According to a Sept. 17 order from Travis County’s 200th Civil District Court Judge Jessica Mangrum obtained by Community Impact Newspaper, the lawsuit has been dismissed, and the court will not be ruling on the temporary injunction.
Pflugerville City Council Member David Rogers filed the suit on Aug. 9, days before ESD 17 voted to initiate the election during an Aug. 16 ESD board of commissioners meeting.
In an email and speaking as the plaintiff, not on behalf of the city of Pflugerville, Rogers said he is disappointed by the court's ruling, but respects the court's authority and will be reviewing legal options with attorneys to decide the next step.

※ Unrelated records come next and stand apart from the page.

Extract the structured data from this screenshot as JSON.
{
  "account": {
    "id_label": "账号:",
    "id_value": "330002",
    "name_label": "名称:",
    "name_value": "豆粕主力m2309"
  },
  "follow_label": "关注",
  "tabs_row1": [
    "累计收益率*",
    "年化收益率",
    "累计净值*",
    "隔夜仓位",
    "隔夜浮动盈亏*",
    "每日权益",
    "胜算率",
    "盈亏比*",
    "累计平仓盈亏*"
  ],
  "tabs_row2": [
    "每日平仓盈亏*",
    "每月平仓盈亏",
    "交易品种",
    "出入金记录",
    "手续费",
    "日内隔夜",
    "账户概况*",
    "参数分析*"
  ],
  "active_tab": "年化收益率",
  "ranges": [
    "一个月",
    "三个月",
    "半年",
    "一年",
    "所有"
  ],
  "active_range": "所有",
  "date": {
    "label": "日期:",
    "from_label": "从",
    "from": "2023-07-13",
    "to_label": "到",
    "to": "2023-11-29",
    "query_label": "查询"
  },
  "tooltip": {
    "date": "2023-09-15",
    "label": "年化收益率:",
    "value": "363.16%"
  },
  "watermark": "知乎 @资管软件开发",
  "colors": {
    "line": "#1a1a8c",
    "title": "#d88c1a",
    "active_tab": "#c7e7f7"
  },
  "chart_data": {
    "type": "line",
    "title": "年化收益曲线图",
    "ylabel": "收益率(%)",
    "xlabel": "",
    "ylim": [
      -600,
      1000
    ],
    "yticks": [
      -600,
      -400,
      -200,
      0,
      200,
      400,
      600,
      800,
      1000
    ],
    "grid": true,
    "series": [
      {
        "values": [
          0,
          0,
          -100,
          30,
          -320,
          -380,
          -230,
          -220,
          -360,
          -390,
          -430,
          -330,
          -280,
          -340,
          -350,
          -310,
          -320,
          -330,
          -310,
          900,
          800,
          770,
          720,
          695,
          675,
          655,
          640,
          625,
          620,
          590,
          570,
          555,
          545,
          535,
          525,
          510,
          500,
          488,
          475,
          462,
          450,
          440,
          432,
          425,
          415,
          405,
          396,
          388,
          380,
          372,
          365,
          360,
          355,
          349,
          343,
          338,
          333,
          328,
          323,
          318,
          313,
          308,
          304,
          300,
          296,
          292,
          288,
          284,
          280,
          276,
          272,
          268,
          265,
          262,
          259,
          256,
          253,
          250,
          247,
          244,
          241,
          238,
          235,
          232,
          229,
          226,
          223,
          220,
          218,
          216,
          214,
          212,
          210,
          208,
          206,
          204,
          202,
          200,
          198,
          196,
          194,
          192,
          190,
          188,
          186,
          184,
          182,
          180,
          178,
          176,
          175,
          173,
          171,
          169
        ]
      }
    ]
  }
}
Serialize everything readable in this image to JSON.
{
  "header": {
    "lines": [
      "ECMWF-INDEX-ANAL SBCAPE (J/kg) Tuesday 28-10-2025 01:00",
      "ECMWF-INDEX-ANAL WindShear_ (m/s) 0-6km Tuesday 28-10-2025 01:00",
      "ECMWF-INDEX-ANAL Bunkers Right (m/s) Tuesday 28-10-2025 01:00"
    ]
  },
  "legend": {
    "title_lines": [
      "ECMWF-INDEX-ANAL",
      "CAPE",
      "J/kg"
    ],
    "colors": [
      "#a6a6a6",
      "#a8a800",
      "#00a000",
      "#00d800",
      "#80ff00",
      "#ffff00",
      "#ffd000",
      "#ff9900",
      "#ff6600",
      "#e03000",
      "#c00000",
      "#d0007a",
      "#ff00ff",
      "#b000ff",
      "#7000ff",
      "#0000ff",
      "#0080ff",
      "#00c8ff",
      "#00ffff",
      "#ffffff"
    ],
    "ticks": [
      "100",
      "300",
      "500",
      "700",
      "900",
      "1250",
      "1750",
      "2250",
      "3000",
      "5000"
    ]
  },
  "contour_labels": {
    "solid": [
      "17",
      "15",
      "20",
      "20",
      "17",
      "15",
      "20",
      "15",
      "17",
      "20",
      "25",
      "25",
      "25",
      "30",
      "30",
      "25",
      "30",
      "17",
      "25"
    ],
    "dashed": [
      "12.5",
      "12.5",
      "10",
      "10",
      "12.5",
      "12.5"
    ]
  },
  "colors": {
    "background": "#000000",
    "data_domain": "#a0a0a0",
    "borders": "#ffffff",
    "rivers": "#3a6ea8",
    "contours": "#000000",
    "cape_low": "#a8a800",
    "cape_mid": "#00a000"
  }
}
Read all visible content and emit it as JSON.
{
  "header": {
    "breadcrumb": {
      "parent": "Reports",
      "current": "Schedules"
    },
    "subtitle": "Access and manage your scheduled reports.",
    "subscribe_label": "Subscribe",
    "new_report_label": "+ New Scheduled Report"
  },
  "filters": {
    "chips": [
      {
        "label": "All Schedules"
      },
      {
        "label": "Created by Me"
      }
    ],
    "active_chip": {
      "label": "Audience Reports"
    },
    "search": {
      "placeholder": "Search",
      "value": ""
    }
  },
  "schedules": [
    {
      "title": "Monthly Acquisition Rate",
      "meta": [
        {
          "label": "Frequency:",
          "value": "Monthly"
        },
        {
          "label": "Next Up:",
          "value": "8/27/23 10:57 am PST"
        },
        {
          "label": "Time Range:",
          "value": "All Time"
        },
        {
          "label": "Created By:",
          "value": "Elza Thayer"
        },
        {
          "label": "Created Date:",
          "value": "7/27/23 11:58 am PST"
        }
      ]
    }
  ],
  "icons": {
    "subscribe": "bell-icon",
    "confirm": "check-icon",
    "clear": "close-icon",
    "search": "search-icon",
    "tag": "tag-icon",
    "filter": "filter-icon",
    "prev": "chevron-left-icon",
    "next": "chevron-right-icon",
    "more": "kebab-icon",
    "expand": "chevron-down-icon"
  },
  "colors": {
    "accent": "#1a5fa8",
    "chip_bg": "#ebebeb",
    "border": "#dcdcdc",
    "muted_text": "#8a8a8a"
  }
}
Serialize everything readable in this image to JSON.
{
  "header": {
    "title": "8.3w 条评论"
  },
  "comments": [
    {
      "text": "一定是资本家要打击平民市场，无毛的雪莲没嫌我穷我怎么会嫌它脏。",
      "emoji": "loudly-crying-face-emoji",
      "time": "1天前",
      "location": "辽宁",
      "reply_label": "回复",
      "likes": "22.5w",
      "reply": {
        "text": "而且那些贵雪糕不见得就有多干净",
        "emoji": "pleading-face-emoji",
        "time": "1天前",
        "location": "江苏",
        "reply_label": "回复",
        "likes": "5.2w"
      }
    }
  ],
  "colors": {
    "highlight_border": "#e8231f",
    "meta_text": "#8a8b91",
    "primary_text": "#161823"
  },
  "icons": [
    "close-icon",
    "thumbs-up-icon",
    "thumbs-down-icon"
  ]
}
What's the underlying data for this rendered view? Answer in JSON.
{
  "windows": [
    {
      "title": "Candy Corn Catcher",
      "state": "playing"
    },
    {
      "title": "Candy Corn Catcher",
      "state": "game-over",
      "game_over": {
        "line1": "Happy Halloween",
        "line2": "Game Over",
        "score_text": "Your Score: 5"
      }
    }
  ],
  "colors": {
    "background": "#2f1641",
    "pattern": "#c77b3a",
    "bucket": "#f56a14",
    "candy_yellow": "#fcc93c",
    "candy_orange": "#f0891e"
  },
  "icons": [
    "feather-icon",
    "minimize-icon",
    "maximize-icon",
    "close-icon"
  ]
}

Rogers said it is important to note the ruling was procedural. The central legal question—whether one municipal government has the power to annex another municipal government—was passed over, he said.
"Arkansas can't take over Texas, and ESD 17 can't take over Pflugerville. It's more than a little ridiculous that they're trying," Rogers said in the email. "It's irresponsible and a waste of taxpayer money. But wasting taxpayer dollars is old hat at the ESD. They don't care because it's not their money—it's your money, and the ESD will burn it if they want to."
The creation of ESD 17 has been a contentious subject among Pflugerville officials for several months.
On May 1, residents in parts of Austin and unincorporated Travis County voted to add an overlay, or additional, district called ESD 17 within the ESD 2 boundaries. This decision means ESD 17 will provide first-response emergency medical services (EMS) and advanced life support (ALS) in the parts of Austin and unincorporated Travis County within the ESD 2 area.
Ahead of the May 1 election, Pflugerville City Council decided to not include the ESD 17 proposition on the city’s ballot. Due to funding issues, ESD 2 stated it will no longer be able to provide EMS and ALS along with fire and rescue services after Sept. 30. However, the district recently extended that date to Dec. 31, 2021.
Following the Sept. 17 decision from the court, voters within Pflugerville and its extraterritorial jurisdiction now know for sure they will be voting on whether they want to be included in ESD 17’s service area, along with the added property taxes that come with it.
On Sept. 14, the ESD 17 board of commissioners adopted a $0.045 tax rate, meaning property owners within its boundaries will pay an extra $135 annually per $300,000 of valuation.
"We are pleased with the outcome of the case and continue to believe the voters should have the opportunity to decide for themselves the level of EMS service they prefer," said MIke Howe, president of the ESD 17 board of commissioners. "We look forward to the opportunity to continue productive discussions with the city."